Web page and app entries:
###

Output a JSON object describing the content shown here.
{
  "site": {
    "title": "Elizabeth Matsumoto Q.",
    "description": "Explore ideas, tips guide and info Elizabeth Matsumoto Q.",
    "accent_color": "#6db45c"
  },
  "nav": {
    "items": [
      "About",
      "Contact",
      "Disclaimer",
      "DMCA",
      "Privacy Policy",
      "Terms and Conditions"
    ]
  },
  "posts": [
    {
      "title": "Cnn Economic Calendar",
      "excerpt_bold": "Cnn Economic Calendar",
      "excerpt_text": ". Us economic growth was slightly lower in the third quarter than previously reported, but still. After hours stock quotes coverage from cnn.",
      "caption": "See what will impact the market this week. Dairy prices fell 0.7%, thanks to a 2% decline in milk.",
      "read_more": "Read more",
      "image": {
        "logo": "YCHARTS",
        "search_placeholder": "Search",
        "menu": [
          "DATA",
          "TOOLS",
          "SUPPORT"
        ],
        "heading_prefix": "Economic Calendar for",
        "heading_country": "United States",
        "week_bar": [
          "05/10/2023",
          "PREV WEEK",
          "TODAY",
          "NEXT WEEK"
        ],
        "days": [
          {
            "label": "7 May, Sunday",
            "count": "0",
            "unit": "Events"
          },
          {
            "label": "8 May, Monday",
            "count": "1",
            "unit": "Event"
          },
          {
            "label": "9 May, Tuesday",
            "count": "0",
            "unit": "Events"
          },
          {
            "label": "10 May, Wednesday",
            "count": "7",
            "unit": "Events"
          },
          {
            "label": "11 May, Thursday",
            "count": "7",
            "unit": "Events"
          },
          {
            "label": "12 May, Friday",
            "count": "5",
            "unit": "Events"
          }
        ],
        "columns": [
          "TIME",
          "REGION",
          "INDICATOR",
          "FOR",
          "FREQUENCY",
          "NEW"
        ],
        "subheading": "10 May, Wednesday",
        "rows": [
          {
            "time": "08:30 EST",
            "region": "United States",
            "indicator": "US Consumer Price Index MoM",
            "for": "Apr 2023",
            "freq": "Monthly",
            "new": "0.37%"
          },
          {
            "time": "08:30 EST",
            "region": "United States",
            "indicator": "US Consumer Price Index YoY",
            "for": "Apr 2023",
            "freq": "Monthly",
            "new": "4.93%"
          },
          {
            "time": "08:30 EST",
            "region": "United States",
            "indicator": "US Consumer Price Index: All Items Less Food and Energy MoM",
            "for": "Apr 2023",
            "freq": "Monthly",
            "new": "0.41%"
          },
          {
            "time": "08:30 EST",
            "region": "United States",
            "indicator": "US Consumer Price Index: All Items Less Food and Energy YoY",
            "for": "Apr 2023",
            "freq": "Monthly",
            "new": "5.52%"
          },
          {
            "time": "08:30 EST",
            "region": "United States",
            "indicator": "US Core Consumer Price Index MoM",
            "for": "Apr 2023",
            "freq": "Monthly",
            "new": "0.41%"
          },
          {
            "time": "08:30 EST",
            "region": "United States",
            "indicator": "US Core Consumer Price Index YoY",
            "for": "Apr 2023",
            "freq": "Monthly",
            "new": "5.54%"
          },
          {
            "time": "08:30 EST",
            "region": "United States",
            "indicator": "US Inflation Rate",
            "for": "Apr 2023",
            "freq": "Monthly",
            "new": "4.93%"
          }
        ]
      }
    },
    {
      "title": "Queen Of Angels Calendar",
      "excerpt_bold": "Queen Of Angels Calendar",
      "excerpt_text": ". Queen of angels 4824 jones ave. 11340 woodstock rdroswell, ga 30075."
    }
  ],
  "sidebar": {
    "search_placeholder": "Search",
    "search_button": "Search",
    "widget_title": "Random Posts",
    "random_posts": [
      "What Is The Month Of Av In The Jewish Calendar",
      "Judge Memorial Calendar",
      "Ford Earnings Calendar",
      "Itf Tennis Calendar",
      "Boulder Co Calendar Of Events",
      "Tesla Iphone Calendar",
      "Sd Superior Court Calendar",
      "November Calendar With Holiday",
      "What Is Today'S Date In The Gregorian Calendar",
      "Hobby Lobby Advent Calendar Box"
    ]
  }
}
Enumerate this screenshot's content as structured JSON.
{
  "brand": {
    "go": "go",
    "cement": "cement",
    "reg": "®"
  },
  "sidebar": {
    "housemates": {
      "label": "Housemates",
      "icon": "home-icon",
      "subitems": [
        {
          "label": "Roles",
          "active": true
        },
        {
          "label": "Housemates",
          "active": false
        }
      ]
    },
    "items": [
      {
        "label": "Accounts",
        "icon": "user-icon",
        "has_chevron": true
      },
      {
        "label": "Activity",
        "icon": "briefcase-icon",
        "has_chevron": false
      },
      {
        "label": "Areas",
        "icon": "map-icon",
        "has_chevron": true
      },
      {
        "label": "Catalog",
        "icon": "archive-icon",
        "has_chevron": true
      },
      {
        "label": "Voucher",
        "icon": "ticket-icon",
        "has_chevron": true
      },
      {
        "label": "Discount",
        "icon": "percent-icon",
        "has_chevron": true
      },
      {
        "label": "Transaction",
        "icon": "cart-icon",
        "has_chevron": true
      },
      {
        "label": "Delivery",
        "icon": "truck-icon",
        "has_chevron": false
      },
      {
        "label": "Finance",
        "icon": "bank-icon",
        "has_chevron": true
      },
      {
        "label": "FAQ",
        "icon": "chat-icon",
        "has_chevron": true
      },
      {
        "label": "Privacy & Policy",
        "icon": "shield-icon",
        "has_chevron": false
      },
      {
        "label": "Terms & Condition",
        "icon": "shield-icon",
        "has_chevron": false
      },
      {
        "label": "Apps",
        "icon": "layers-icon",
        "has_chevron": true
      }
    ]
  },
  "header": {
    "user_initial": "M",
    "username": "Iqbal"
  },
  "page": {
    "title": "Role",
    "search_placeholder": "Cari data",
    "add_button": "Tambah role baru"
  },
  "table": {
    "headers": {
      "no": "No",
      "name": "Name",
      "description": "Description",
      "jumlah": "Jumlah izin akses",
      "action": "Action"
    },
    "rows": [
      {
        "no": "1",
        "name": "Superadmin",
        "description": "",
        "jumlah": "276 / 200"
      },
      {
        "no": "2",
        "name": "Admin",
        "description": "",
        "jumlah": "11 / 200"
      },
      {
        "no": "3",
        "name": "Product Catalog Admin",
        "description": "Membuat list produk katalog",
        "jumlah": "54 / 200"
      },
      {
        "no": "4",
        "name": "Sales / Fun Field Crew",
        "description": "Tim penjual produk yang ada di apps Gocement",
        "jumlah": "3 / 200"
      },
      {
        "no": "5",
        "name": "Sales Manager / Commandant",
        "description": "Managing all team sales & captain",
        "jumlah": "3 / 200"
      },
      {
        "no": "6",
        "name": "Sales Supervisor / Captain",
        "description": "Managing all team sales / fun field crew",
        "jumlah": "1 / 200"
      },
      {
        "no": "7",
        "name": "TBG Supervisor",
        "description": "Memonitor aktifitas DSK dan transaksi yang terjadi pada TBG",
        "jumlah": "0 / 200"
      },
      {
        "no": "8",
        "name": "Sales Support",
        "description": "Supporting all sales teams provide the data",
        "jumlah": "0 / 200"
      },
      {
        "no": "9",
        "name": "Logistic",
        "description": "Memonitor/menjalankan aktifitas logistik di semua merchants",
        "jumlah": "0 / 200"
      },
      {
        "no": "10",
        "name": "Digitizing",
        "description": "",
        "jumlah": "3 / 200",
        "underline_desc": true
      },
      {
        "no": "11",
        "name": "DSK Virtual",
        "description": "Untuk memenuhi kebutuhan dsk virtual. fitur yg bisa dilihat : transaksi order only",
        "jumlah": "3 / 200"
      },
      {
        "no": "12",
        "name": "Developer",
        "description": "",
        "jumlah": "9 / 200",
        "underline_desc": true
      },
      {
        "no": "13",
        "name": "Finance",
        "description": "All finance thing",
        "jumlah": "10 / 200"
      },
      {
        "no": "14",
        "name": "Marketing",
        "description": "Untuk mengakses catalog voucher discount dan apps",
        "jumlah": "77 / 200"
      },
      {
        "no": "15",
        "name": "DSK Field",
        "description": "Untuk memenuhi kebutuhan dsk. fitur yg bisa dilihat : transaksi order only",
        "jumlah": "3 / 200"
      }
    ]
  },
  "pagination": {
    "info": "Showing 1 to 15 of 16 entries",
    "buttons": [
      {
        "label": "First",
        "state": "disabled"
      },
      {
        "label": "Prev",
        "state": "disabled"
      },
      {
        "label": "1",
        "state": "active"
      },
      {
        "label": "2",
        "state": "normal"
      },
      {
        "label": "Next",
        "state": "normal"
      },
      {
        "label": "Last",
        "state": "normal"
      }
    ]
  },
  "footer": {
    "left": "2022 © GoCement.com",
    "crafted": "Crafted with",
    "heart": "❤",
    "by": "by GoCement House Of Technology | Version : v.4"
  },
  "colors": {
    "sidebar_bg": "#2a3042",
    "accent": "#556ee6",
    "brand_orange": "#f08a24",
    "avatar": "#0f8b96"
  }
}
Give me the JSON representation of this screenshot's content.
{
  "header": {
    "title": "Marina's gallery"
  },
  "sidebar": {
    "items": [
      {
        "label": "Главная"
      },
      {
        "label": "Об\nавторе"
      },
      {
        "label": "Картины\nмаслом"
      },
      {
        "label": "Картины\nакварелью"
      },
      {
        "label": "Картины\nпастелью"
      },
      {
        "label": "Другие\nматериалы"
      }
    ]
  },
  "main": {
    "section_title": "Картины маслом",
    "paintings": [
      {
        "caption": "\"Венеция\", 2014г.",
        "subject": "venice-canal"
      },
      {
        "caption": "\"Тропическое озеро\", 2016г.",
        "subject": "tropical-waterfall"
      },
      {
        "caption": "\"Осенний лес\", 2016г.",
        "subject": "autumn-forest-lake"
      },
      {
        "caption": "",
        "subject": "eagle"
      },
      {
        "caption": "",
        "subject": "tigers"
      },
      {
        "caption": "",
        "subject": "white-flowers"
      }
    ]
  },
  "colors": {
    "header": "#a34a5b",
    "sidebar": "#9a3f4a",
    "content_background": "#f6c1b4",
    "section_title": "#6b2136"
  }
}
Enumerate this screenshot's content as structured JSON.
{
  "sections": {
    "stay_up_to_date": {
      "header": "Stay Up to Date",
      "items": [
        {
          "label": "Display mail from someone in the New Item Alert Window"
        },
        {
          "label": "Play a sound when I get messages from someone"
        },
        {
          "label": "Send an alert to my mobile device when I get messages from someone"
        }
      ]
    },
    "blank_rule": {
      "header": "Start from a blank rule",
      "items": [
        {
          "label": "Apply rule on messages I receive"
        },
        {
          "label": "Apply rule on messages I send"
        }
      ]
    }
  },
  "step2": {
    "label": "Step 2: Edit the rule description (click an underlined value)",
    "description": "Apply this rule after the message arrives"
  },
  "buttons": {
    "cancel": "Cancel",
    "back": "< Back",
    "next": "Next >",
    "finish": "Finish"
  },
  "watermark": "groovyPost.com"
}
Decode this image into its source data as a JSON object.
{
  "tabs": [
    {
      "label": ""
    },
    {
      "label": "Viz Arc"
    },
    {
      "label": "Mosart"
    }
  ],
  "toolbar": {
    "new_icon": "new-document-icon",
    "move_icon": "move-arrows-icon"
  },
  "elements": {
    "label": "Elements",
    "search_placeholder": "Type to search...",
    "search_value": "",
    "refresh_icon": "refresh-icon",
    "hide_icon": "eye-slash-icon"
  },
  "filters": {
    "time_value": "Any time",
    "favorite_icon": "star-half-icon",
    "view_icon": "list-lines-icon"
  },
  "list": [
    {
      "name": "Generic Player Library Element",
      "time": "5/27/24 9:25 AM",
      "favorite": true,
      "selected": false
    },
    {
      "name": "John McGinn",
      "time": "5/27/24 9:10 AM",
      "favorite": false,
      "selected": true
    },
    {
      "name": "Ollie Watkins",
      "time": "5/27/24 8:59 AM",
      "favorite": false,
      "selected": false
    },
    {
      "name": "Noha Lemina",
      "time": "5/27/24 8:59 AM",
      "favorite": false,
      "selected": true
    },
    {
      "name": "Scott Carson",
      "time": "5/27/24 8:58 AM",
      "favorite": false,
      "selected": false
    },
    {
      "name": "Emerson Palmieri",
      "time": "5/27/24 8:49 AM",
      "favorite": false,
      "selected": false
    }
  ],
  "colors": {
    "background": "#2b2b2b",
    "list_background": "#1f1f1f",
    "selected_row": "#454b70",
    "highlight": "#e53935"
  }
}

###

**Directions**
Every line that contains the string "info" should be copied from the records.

**Task output**
    "description": "Explore ideas, tips guide and info Elizabeth Matsumoto Q.",
    "info": "Showing 1 to 15 of 16 entries",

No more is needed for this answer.